Having survived a crisis of shareholder confidence over the Yahoo board's handling of Microsoft's takeover approaches, and an annual meeting predicted to be Armageddon for founder/ceo Jerry Yang and his co-directors, all appeared to be sweetness and light during and after the event. 

At which point the Bad Fairy hexed the party.

After the board's re-election by a seemingly massive majority, Capital Research Global Investors, which owns around 6% of Yahoo, challenged the accuracy of the vote which was conducted by specialist firm Broadridge Financial Solutions.

Capital Research's concerns, it transpires, were well founded.

Broadridge acknowledged its error which saw Jerry Yang's 85% (in favor of his re-election) reduced to 66%. Likewise chairman Roy Bostock's tally of 80% fell to 60%; and Yahoo director Ron Burkle's fan club diminished from 81% to 62%. 

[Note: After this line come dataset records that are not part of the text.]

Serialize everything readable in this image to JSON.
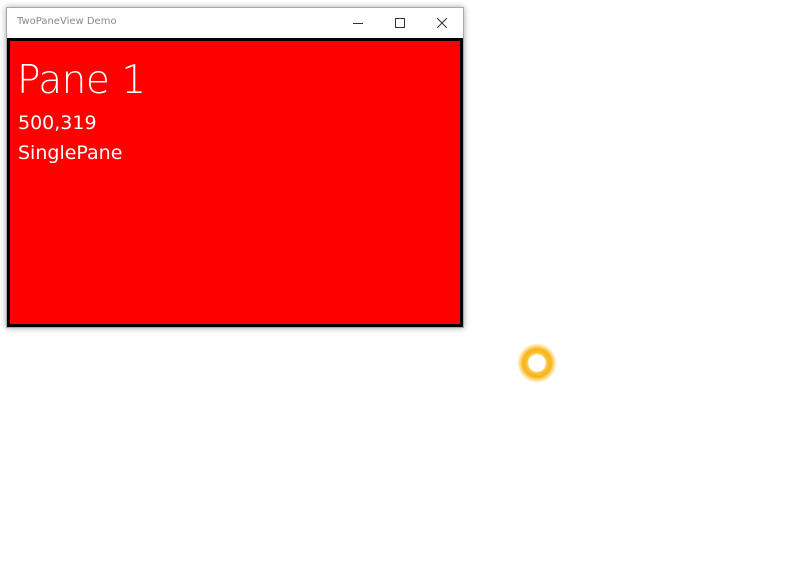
{
  "window": {
    "title": "TwoPaneView Demo",
    "controls": {
      "minimize_icon": "minimize-icon",
      "maximize_icon": "maximize-icon",
      "close_icon": "close-icon"
    }
  },
  "pane1": {
    "title": "Pane 1",
    "size": "500,319",
    "mode": "SinglePane",
    "background_color": "#ff0000",
    "border_color": "#000000"
  },
  "cursor": {
    "icon": "busy-cursor-icon",
    "color": "#f8b422"
  }
}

Explains Broadridge svp of regulatory affairs Chuck Callan: "A printout … sent to the voting tabulator mistakenly cut-off the first digit of the number of shares the investor wanted to withhold for certain directors".

It was, he assured, an isolated incident triggered by a unique combination of factors.

Or what us ordinary folk call a 'snafu'. 

The Wall Street Journal summarized the debacle: "The disclosure didn't affect the outcome of Friday's shareholder election, in which all directors were re-elected." 

It added, however: "It weakens the endorsement Mr Yang and other directors involved in negotiations with Microsoft Corporation received during Yahoo's shareholder vote last Friday and could serve as possible ammunition for critics who continue to seek strategic changes at the internet company."

Data sourced from Wall Street Journal Online; additional content by WARC staff